A stop to look at the huge statue of General George Meade served as a reminder about the impact of the Civil War on women's suffrage. The Civil War diverted attention from women's rights as a cause. At the same time, women took on new roles--in the case of Julia Wilbur and hundreds of other women, giving them the opportunity to leave home to work as teachers, relief agents, and nurses. Black women in the thousands escaped slavery and moved to Washington, Alexandria, and other Union-occupied areas. And many more women, white and black, in the North and South, took on new roles at home when male members of the family went off to war.

A post-war debate related to suffrage raged. Push for suffrage for men and women or focus on getting the vote for black men? This became a divisive issue, leading to a bitter split and the formation of two groups.

U.S. Capitol

Looking to our right as we walked east on Constitution Avenue, we saw the Capitol a few blocks away. Greenbush told us that a marble statue of Anthony, Mott, and Stanton, presented by the National Women's Party in 1921, sat in a crypt until 1997, when it was relocated to the Capitol Rotunda. (The National Women's History Museum had to raise more than $100,000 for the move.) 

As I have written in other blog posts, Julia Wilbur frequently visited the Capitol to sit in the House and Senate galleries and follow the debates of the day. 

On January 11, 1871, she came for a very different reason. The House Judiciary Committee agreed to meet with a group of women, with Victoria Woodhull  (a particularly colorful and attractive person) as the lead speaker.  Julia joined the delegation, although sat in the background:

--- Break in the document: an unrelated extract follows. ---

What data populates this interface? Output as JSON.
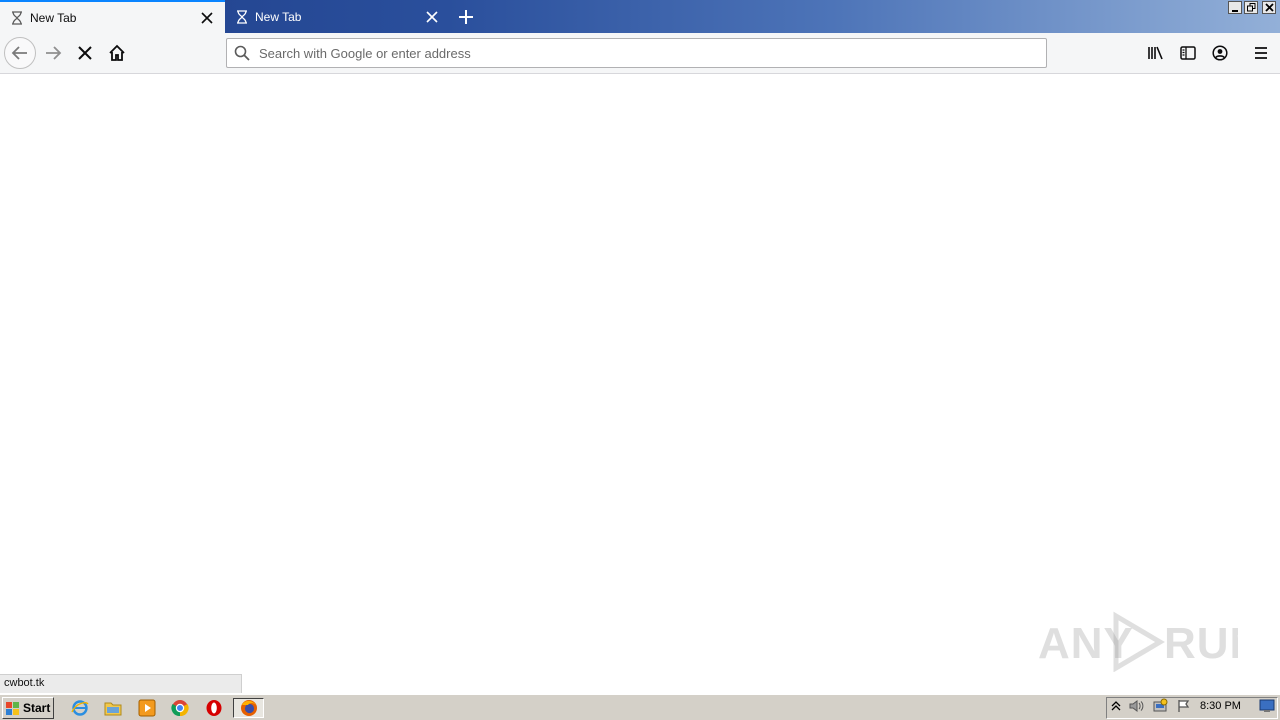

"Victoria C. Woodhull made remarks & read her argument to prove that the Constitution gives equal suffrage to all. It was a very forcible point....They [the Congressmen] took several exceptions, but were ably replied to by the speakers. It was all very interesting, deeply so. I thought it a great privilege to be present on such an occasion."

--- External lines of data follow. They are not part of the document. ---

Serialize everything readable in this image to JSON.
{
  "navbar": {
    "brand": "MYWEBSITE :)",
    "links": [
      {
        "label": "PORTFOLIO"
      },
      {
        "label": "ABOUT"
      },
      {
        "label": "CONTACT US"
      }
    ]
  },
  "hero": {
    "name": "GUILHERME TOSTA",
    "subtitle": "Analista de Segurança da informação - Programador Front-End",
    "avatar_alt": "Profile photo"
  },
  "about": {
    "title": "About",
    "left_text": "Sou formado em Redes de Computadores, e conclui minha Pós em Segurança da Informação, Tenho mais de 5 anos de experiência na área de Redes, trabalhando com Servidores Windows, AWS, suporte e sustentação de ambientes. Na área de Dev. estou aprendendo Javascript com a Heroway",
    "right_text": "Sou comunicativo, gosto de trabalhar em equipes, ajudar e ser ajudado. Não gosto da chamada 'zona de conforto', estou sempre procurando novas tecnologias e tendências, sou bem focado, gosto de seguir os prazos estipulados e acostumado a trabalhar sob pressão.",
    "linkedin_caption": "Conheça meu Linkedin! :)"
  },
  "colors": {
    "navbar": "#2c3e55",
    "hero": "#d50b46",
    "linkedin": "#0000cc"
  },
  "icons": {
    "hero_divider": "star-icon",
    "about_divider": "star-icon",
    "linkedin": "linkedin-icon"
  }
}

That meeting, and many other attempts, obviously didn't get very far, which led us to the last stop of the walking tour.

Belmont House, 144 Constitution Ave. NE

By 1890s, the two main suffrage organizations that had split over the 15th amendment reunited. Elizabeth Cady Stanton died in 1902; Susan B. Anthony in 1906.

A new generation of women took the lead, seeking new methods to advance the cause to include public protests and more confrontational tactics. They formed the National Women's Party in 1913. They and the by-then more mainstream National American Women's Suffrage Association (the result of the two groups merging) succeeded in getting President Wilson to support passage of the 19th amendment.

After all those years, the requisite number of states ratified it, and it became law on August 26, 1920.

As for the building, the last stop on our walking tour, the National Women's Party purchased the house in the 1920s and used it as a center of operation. In 2016, it became part of the National Park Service as the Belmont-Paul Women's Equality Monument

I realize I am giving extremely short shrift to this history, but hope it will inspire you to read further. The bottom line is that far from a direct "seek the vote-get the vote" effort, the suffrage movement had advances and setbacks, personalities, fierce debates about strategy and tactics--in other words, all the makings of a revolutionary social movement that resonate today. 

Print Friendly and PDF